Goal of the exercise ▸
Your whole answer should be the number of lines in the material below that include the word "text".

Listed records ▸
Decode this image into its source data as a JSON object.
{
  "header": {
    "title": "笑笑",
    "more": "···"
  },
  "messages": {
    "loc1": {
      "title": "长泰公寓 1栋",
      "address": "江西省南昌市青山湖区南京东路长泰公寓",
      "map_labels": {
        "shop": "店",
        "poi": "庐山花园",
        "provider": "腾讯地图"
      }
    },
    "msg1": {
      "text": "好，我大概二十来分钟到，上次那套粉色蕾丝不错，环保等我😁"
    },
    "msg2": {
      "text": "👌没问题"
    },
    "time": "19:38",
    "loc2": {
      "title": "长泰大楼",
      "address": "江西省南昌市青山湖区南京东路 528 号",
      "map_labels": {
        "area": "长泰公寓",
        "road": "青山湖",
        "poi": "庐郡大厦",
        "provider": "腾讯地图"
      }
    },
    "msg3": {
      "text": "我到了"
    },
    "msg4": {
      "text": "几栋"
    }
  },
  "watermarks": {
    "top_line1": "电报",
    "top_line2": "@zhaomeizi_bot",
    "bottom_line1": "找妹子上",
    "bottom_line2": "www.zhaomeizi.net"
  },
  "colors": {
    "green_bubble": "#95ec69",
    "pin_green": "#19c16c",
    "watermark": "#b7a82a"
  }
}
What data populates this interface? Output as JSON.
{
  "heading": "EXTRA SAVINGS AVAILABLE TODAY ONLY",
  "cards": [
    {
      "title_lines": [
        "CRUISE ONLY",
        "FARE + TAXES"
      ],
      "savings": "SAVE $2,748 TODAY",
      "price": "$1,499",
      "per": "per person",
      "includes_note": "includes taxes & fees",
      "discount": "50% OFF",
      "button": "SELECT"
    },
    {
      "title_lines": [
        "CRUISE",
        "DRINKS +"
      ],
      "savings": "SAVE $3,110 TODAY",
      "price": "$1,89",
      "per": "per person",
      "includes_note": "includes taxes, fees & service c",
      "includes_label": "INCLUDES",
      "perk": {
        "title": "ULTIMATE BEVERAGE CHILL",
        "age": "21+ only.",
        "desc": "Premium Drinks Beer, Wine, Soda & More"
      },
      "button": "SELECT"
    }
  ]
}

Finished exercise ▸
4